The Banshee is sometimes seen along with a cóiste-bodhar (coach-a-bower), pulled by headless horses and driven by her fellow Celtic death omen, the Dullahan. Although like the Dullahan (and the Cluricaun), the Banshee is usually classified in lore as a solitary fairy, it has been suggested that she may in fact be a sociable fairy who has only become solitary due to her constant sadness—unlike most solitary fairies, she is generally not malevolent, but only foreboding and frightening. Continue reading
Hellhounds are great infernal dogs that hunt the damned, guard the underworld and defend their demonic masters. There are tales of hellhounds in ancient Greek and Viking writings, and legends and even stories of sightings can now be found throughout the world. Hellhounds are often described as oversized black dogs with sharp teeth and glowing red eyes. Hellhounds transcend supernatural categories, alternately considered apparitions (the Black Dogs of Britain), creatures of Faerie (the hellhounds of the Wild Hunt) or demons (the Cajedo Negro of South America). Continue reading
The supernatural creature known as the ifrit* (عفريت) arises out of the rich tapestry of Middle Eastern lore and history. An ifrit is a type of infernal Jinn. The Ifrit is able to generate fire, and withstand smoke and flames.
Traditionally an Ifrit had wings, but more recent incarnations are known for their horns and claws. The Ifrit is known to be formidable and cunning, making it a dangerous enemy.
Marzita the Pishtaco feeding on a client in “The Purge”

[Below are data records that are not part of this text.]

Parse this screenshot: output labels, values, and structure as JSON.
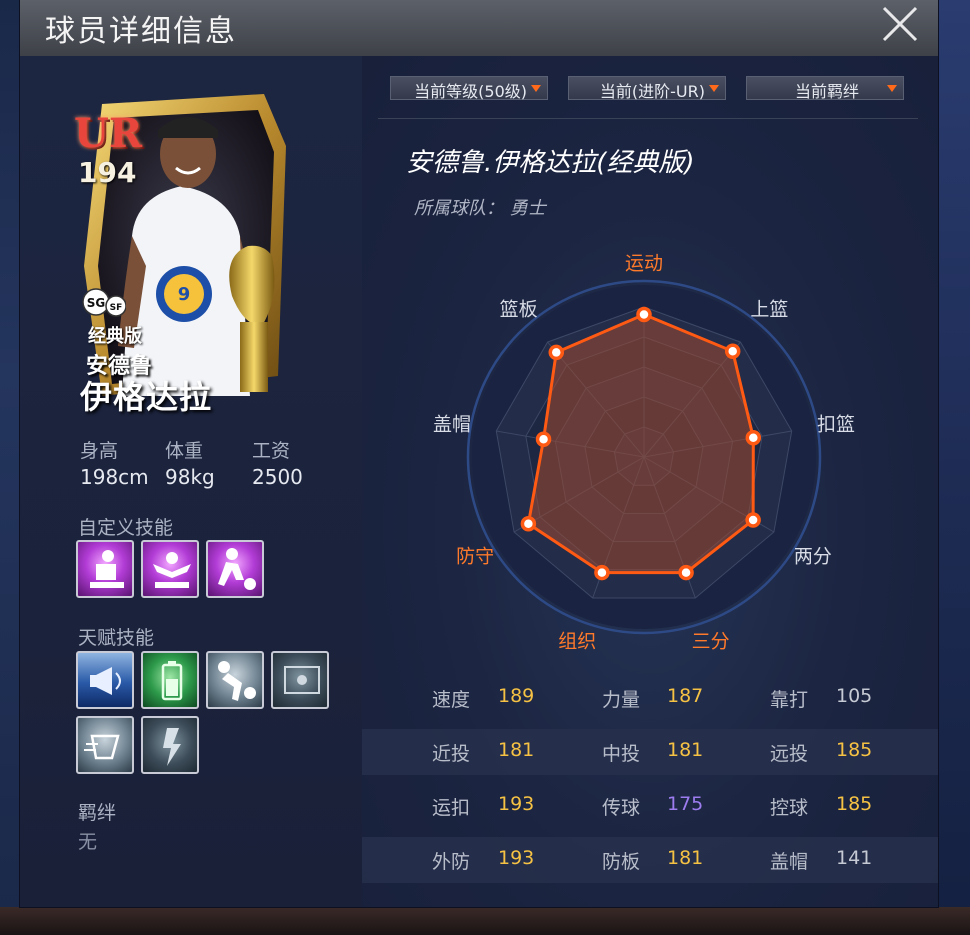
{
  "window": {
    "title": "球员详细信息"
  },
  "card": {
    "rarity": "UR",
    "power": "194",
    "positions": [
      "SG",
      "SF"
    ],
    "edition": "经典版",
    "name_line1": "安德鲁",
    "name_line2": "伊格达拉"
  },
  "attributes": [
    {
      "label": "身高",
      "value": "198cm"
    },
    {
      "label": "体重",
      "value": "98kg"
    },
    {
      "label": "工资",
      "value": "2500"
    }
  ],
  "custom_skills": {
    "label": "自定义技能",
    "icons": [
      "shooting-skill-icon",
      "celebrate-skill-icon",
      "dribble-skill-icon"
    ]
  },
  "talent_skills": {
    "label": "天赋技能",
    "icons": [
      "megaphone-skill-icon",
      "battery-skill-icon",
      "block-skill-icon",
      "board-skill-icon",
      "speed-skill-icon",
      "energy-skill-icon"
    ]
  },
  "bond": {
    "label": "羁绊",
    "value": "无"
  },
  "dropdowns": [
    {
      "label": "当前等级(50级)"
    },
    {
      "label": "当前(进阶-UR)"
    },
    {
      "label": "当前羁绊"
    }
  ],
  "player": {
    "full_name": "安德鲁.伊格达拉(经典版)",
    "team_label": "所属球队：  勇士"
  },
  "chart_data": {
    "type": "radar",
    "axes": [
      "运动",
      "上篮",
      "扣篮",
      "两分",
      "三分",
      "组织",
      "防守",
      "盖帽",
      "篮板"
    ],
    "highlighted_axes": [
      "运动",
      "三分",
      "组织",
      "防守"
    ],
    "values": [
      0.95,
      0.92,
      0.74,
      0.84,
      0.82,
      0.82,
      0.89,
      0.68,
      0.91
    ],
    "range": [
      0,
      1
    ],
    "colors": {
      "line": "#ff5a14",
      "fill": "#a04a30",
      "highlight_label": "#ff7a2a"
    }
  },
  "stats": [
    [
      {
        "label": "速度",
        "value": "189",
        "color": "gold"
      },
      {
        "label": "力量",
        "value": "187",
        "color": "gold"
      },
      {
        "label": "靠打",
        "value": "105",
        "color": "white"
      }
    ],
    [
      {
        "label": "近投",
        "value": "181",
        "color": "gold"
      },
      {
        "label": "中投",
        "value": "181",
        "color": "gold"
      },
      {
        "label": "远投",
        "value": "185",
        "color": "gold"
      }
    ],
    [
      {
        "label": "运扣",
        "value": "193",
        "color": "gold"
      },
      {
        "label": "传球",
        "value": "175",
        "color": "purple"
      },
      {
        "label": "控球",
        "value": "185",
        "color": "gold"
      }
    ],
    [
      {
        "label": "外防",
        "value": "193",
        "color": "gold"
      },
      {
        "label": "防板",
        "value": "181",
        "color": "gold"
      },
      {
        "label": "盖帽",
        "value": "141",
        "color": "white"
      }
    ]
  ]
}
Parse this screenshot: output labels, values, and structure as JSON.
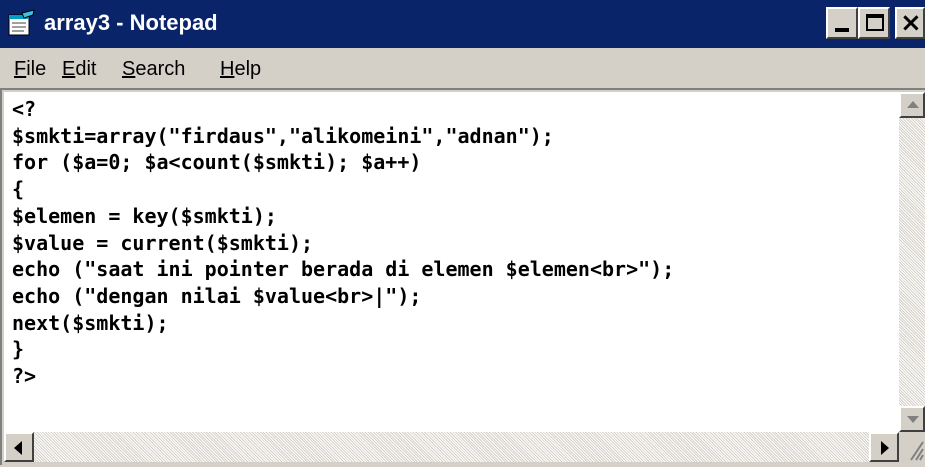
{
  "window": {
    "title": "array3 - Notepad",
    "icon": "notepad-icon",
    "controls": {
      "minimize": "minimize-icon",
      "maximize": "maximize-icon",
      "close": "close-icon",
      "close_glyph": "×"
    }
  },
  "menu": {
    "file": "File",
    "edit": "Edit",
    "search": "Search",
    "help": "Help"
  },
  "editor": {
    "code": "<?\n$smkti=array(\"firdaus\",\"alikomeini\",\"adnan\");\nfor ($a=0; $a<count($smkti); $a++)\n{\n$elemen = key($smkti);\n$value = current($smkti);\necho (\"saat ini pointer berada di elemen $elemen<br>\");\necho (\"dengan nilai $value<br>|\");\nnext($smkti);\n}\n?>"
  },
  "colors": {
    "titlebar": "#0a246a",
    "chrome": "#d4d0c8",
    "editor_bg": "#ffffff",
    "text": "#000000"
  }
}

The Pishtaco is a South American anthropophage who hunts people in order to eat or steal their body fat. Tales of the Pishtaco began in the Andes during the Spanish conquest of Peru in the 16th century, perhaps when conquistadores were seen to make use of human body fat for unusual purposes, such as dressing battle wounds. This, in combination with the important place of body fat in Andean culture as representative of strength and vitality (the pre-Incan creator deity Viracocha is closely associated with body fat), contributed to the idea of the Pishtaco. Continue reading